• [Problem to work on]: Look for the string "screenshot" in the listing below, then copy every line that has it.

━━ Dataset

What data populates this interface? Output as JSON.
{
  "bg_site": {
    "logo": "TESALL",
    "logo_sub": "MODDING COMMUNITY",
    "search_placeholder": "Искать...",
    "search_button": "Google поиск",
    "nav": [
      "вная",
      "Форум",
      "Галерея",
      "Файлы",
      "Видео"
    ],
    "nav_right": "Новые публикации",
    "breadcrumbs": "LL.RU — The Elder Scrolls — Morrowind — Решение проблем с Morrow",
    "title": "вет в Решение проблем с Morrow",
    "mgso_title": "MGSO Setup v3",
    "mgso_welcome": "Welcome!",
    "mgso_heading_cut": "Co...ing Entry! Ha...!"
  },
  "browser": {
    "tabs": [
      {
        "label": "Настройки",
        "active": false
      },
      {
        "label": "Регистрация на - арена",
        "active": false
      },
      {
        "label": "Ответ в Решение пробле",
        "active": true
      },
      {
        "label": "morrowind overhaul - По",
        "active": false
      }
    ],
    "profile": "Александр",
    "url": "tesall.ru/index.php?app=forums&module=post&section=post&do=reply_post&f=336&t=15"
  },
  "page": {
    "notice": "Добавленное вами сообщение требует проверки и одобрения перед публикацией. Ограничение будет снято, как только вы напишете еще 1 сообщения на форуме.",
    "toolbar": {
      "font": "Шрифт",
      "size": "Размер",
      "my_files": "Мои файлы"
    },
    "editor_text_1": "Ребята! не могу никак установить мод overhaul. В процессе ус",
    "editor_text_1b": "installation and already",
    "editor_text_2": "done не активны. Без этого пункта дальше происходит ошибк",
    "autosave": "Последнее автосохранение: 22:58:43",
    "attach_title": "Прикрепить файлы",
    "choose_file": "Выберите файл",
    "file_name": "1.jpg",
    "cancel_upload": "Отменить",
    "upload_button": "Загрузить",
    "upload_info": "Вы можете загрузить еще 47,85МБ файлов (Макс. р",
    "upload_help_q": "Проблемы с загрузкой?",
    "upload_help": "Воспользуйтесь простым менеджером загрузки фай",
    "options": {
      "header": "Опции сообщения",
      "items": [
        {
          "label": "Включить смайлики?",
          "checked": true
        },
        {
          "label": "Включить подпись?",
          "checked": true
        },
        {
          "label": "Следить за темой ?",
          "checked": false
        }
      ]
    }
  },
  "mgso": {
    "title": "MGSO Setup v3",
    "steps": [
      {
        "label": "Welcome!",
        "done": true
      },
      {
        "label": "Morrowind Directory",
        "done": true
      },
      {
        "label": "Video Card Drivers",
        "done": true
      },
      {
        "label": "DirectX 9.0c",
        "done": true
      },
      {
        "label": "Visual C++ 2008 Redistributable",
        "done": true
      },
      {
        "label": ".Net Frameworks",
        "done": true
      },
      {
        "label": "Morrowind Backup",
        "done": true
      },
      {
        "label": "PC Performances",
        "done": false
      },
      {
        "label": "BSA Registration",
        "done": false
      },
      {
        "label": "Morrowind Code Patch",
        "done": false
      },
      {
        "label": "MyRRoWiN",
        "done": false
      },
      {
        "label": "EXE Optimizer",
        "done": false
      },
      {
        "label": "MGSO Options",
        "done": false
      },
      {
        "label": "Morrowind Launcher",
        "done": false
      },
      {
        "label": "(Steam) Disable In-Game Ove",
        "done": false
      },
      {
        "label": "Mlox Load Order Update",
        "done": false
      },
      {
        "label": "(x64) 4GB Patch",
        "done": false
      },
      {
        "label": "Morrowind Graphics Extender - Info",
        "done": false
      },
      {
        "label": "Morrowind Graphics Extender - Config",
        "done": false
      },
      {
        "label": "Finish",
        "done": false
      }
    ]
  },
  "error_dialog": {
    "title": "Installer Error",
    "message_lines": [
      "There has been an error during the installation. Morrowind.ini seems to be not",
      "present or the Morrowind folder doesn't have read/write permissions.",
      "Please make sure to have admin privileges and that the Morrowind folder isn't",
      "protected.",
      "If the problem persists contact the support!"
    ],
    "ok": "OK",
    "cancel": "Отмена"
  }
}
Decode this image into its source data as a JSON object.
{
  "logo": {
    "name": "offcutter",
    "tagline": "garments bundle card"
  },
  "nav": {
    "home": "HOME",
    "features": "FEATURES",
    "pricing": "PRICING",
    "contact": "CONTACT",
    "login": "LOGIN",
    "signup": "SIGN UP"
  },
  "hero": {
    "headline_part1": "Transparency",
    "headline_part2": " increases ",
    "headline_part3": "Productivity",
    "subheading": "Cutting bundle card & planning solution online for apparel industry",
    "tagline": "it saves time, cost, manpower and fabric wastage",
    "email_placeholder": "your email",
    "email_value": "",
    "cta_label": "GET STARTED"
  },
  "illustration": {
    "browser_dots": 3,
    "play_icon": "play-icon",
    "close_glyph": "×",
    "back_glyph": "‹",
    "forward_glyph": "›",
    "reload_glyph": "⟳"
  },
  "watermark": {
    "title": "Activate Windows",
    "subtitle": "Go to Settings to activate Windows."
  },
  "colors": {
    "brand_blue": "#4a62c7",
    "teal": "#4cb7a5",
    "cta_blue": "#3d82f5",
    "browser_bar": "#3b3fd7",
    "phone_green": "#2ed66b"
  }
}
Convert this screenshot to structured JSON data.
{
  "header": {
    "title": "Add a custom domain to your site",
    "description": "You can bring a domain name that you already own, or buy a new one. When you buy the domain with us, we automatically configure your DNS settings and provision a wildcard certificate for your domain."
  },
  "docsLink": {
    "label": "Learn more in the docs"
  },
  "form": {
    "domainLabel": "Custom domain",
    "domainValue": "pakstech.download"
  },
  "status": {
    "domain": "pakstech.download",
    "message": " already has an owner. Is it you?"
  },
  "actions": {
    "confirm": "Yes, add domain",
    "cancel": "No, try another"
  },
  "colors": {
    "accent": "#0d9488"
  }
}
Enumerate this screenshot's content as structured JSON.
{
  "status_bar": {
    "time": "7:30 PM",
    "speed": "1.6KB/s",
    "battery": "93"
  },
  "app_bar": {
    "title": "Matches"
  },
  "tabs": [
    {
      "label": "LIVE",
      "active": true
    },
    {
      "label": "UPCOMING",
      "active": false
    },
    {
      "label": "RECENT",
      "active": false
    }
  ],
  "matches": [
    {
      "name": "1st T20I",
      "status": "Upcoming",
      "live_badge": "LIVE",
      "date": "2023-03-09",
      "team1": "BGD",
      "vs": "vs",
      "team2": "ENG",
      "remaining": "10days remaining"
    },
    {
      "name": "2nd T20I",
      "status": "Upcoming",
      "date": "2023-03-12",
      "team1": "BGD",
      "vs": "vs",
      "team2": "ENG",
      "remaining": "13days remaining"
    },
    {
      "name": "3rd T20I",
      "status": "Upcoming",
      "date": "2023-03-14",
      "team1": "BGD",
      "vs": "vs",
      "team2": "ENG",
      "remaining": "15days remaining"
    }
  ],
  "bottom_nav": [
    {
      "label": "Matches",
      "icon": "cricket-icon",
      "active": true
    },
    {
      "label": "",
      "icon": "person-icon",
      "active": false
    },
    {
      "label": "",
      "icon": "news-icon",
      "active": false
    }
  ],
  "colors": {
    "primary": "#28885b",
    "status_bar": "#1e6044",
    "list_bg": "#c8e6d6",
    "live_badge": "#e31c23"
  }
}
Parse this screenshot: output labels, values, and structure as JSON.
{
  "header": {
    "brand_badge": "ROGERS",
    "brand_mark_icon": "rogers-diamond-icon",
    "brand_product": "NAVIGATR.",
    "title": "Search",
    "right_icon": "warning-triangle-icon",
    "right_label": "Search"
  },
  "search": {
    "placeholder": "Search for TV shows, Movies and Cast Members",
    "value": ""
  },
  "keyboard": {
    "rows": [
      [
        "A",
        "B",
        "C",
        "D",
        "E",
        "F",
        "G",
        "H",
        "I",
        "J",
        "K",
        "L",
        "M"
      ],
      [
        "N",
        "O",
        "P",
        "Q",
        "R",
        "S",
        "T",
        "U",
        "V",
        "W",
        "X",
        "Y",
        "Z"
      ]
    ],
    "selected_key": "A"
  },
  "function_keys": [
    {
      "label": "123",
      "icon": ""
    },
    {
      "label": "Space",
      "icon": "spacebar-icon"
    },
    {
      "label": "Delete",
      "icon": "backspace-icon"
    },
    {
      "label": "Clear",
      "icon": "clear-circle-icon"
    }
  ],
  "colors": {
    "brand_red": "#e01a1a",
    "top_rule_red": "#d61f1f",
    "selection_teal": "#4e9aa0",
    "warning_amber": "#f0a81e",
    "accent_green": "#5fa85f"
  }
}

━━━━

• [Solution for this exercise]:
Convert this screenshot to structured JSON data.
Enumerate this screenshot's content as structured JSON.
Parse this screenshot: output labels, values, and structure as JSON.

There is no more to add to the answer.